by Joseph Nangle, OFM
Pax Christi USA Ambassador of Peace
This week the Catholic community marked two notable realities in the life of a major actor in salvation history, Mary of Nazareth. First on Tuesday the 8th, we celebrated her protection from all evil (her Immaculate Conception); and second, on Saturday the 12th, we mark her appearance on a hillside called Tepeyac in Guadalupe near Mexico City.
The belief in Mary’s Immaculate Conception resides in the DNA of the Catholic faith community. Even today when it is not a major devotion of post-Vatican II Catholicism, we still hold dear that the divine choice of Mary to be the major agent of Christ’s humanity protected her from any taint of sin. We understand that tradition of her Immaculate Conception with all that it implies is very much an Advent story.
More accessible is the Guadalupe story. In the very early colonial period, so the story goes, a poor Mexican native heard beautiful sounds coming from a hill called Tepeyac, in Guadalupe near Mexico City. Following the sound, he sees a vision of a very lovely woman who told him that she was the Mother of the true God.
We say that the legend of “la Guadalupana” is accessible because, as liberation theologian Gustavo Gutierrez has pointed out, it holds a compelling and modern truth. Like practically every story of similar apparitions, the Virgen instructs the poorest to call on the most powerful to a specific action. Juan Diego, the Mexican Indian peasant, lowest of the low in the social strata of that time and place, must carry a message from the Virgen Mary to His Grace, Juan de Zumárraga, the powerful bishop of Mexico City.
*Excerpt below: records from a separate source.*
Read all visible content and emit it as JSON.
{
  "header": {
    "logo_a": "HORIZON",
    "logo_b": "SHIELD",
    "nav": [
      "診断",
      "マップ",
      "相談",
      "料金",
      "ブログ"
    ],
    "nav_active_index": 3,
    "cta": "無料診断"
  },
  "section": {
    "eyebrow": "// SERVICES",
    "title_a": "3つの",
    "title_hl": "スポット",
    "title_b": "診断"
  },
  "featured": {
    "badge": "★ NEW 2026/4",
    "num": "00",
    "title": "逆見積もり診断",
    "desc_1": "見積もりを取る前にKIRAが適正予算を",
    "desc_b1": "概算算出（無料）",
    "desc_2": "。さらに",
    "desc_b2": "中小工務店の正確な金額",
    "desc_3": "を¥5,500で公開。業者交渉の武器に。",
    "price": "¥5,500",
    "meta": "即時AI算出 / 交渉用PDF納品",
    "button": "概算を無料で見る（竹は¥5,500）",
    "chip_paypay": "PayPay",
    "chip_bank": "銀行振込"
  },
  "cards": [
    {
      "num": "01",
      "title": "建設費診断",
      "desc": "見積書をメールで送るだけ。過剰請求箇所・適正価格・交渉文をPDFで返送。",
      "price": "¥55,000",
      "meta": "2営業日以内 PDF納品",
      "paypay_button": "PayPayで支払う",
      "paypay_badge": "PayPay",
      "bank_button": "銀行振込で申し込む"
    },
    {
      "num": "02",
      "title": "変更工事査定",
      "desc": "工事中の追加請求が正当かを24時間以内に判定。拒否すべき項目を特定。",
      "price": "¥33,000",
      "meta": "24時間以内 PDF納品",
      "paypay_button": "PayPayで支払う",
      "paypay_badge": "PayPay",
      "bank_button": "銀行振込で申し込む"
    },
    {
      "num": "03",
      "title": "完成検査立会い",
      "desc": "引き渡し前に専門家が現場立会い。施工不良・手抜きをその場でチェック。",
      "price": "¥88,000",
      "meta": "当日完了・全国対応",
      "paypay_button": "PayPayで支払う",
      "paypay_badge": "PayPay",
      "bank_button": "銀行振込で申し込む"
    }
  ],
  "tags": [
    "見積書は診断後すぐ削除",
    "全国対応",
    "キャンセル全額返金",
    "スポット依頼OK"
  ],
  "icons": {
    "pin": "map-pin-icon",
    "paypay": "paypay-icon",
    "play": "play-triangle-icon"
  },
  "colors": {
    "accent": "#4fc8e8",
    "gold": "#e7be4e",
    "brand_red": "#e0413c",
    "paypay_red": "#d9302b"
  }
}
Gutierrez insists that this inversion of the prevailing social norms of the time reflects the prayer of the Immaculate One, “God has scattered the proud in the conceit of their hearts, brought down the mighty from their thrones and raised the lowly, filled the hungry with good things and sent the rich away hungry” (Luke1:51-53). Mary reflects God’s preferential option for the poor. It engages us as never before. The event is also central to Advent.
“La Guadalupana”—and her understanding of God’s concern for the poor—has an equally urgent and specific message for the powerful today, equal to that delivered by little Juan Diego to His Grace, Juan de Zumárraga. As humanity begins to receive the benefits of the miraculous scientific achievement, a vaccine to prevent COVID-19, the clear message is that it must be shared equitably with the 7.8 billion of us across the planet. Some are already asking if the vaccine will actually belong to all nations and be administered first to those places in the world which need it most. One immediately thinks of Haiti and Zimbabwe and situations like the refugee camp Lampedusa in Sicily, the children in detention centers on our Southern border—the list of these unprotected “hot spots” goes on and on.
We may not be able to do very much personally about this global moral challenge, which is a first and crucial test of humanity’s possibilities for a “new normal” of universal brother- and sisterhood. However, there are prominent individuals like Pope Francis and U.N. Secretary General António Guterres who are raising their voices in this regard. Weeks ago, the Pope set up a high-level Vatican commission to work with other national and international agencies for global equity in distributing the vaccine. Guterres warned this week, “Vaccine nationalism leaves the world’s poorest nations unable to secure COVID-19 vaccine.”
Surely as we move into this era of COVID-19 prevention, more and more voices will be raised in this regard. Pax Christi’s voice has to be among them in this greatest challenge ever to humanity.
Joe Nangle OFM is a Pax Christi USA Ambassador of Peace. As a member of the Assisi Community in Washington, D.C., he is dedicated to simple living and social change. Joe also serves as the Pastoral Associate for the Latino community at Our Lady Queen of Peace, Arlington, Virginia.
One thought on “Our Lady of Guadalupe has a message for the powerful today on the vaccine for COVID-19”
Overall this is a beautiful and timely reflection. Thank you Joe. But one thing make me cringe bit from my perspective gained from 26 years pastoring a Hispanic/Latino parish, and that is the reference to “little Juan Diego.” He has been declared a saint, and was a full grown man by all accounts in the story. We had a marvelous statue in our parish depicting him as a strong and holy indigenous person of Mexico. Viva San Juan Diego y la Vigen de Guadalupe!